Y can't be sued for anything if they do not know that it was originally confidential, but they *CAN* be sued for using said information after they have learned that it was misappropriated, which they could learn very shortly afterwards. Sort of like how you can't be prosecuted for buying stolen merchandise from someone else if you didn't realize that it was stolen, but you aren't allowed to keep what you bought once its origin has come to light. You are, however, allowed to sue the person you bought it from. In the case of a broken confidentiality agreement or NDA, it's my understanding that if the information has only been transferred to one party, then the court grants an injunction against the party from utilizing that information, and that party can claim legitimate damages from the party that they acquired it from. The situation you describe is only applicable in a circumstance where the confidential information was revealed to the general public, and the "genie is out of the bottle", as it were.
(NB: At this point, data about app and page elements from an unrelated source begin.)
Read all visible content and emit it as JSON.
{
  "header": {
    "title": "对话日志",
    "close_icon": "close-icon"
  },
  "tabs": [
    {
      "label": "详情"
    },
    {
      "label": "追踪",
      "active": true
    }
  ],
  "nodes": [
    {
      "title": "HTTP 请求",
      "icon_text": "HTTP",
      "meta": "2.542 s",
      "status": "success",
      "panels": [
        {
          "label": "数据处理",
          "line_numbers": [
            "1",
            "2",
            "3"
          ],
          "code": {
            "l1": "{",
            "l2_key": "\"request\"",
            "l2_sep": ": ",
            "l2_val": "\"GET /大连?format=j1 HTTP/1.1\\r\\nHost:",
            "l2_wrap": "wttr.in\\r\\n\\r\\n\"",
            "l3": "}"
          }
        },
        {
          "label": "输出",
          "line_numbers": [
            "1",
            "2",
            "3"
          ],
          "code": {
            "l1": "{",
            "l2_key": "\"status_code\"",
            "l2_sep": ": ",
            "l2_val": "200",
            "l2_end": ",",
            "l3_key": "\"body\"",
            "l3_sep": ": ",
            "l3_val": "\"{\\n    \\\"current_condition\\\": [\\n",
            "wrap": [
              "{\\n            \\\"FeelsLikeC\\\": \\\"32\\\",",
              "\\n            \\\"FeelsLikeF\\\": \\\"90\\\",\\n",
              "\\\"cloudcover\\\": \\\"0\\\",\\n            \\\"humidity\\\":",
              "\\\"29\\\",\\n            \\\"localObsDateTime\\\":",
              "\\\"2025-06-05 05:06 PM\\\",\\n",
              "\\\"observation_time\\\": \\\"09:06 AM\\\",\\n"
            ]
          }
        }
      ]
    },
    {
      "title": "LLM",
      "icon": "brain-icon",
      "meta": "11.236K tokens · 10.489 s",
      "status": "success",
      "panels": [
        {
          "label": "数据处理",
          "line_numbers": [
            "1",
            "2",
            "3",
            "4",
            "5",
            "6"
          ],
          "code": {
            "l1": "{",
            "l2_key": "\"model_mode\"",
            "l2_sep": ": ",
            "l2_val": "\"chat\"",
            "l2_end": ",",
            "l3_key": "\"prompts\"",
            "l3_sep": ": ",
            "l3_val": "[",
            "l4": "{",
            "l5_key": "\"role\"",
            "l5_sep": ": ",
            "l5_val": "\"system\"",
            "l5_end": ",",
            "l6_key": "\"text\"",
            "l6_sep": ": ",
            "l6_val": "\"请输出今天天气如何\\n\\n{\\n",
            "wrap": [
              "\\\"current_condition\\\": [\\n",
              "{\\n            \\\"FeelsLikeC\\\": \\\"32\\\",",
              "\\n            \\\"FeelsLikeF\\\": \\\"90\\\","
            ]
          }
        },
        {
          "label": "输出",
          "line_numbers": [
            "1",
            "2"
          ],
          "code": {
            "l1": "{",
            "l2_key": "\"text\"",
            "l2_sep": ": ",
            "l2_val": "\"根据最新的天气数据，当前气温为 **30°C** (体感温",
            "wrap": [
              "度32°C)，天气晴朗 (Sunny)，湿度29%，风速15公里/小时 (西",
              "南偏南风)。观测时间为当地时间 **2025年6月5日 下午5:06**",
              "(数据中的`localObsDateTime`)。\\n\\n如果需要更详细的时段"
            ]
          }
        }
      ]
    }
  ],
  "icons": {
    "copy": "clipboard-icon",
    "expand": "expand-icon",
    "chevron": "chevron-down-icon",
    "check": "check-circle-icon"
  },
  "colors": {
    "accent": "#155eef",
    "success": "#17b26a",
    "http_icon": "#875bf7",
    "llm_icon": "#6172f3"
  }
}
Of course, all of this is applicable to the story were are discussing only if the guy who sold the Rift to Facebook was not actually entitled to do so.